#### WHAT TO PRODUCE:
Go through the entries below, tally each line that has the word "kind", and give only the total.

BEGIN SUPPLIED DATA

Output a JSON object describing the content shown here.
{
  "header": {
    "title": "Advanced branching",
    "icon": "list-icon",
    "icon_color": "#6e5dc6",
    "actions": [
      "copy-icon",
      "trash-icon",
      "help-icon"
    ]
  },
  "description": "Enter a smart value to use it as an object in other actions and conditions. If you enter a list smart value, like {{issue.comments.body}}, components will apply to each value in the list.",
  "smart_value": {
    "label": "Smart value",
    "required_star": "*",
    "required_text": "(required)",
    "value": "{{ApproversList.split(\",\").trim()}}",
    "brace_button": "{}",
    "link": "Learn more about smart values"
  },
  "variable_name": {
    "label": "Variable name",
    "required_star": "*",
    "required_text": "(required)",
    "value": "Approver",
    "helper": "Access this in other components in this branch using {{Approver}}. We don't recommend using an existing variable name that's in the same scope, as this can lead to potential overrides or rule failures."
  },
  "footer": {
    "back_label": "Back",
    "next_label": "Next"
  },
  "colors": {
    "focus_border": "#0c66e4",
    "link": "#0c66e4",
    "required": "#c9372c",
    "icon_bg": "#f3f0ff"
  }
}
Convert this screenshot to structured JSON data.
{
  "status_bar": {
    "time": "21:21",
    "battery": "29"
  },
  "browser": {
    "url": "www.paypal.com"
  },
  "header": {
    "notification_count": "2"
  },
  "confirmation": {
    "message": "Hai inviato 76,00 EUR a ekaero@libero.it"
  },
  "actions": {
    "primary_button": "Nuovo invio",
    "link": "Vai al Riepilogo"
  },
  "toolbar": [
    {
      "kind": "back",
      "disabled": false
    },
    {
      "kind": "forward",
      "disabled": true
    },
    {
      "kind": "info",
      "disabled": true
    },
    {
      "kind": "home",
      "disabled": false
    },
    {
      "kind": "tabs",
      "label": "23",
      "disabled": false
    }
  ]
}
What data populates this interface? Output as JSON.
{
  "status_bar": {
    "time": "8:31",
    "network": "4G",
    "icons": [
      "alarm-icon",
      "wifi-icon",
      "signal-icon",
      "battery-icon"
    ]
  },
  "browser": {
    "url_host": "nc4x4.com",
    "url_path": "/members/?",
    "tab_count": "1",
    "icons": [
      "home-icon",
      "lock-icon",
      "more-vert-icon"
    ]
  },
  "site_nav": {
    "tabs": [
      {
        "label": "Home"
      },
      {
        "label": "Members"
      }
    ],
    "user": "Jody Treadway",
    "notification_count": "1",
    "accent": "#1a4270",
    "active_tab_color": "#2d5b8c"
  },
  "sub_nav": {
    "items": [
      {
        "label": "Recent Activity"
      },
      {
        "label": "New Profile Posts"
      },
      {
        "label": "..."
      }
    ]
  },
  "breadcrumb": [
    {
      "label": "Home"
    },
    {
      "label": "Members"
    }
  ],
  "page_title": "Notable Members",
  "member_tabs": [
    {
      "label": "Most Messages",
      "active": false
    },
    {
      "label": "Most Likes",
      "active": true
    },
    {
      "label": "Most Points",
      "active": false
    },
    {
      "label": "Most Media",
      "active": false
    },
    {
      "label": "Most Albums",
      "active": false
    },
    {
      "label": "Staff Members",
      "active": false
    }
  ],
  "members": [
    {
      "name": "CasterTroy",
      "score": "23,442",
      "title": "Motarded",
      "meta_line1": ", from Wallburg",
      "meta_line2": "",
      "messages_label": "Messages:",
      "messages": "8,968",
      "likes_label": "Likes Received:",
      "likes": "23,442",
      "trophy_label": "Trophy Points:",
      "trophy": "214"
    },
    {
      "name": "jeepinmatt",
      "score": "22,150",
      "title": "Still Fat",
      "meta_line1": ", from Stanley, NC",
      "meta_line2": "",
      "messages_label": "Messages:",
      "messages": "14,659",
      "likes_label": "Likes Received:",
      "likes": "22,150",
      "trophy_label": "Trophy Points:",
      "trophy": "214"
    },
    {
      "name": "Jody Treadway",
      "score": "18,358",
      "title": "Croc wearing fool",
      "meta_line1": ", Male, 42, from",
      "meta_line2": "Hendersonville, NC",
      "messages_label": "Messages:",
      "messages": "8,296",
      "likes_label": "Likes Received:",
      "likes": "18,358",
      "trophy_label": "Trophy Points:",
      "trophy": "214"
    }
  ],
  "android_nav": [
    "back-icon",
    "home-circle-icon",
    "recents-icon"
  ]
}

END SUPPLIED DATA

#### REPLY TO THE EXERCISE:
5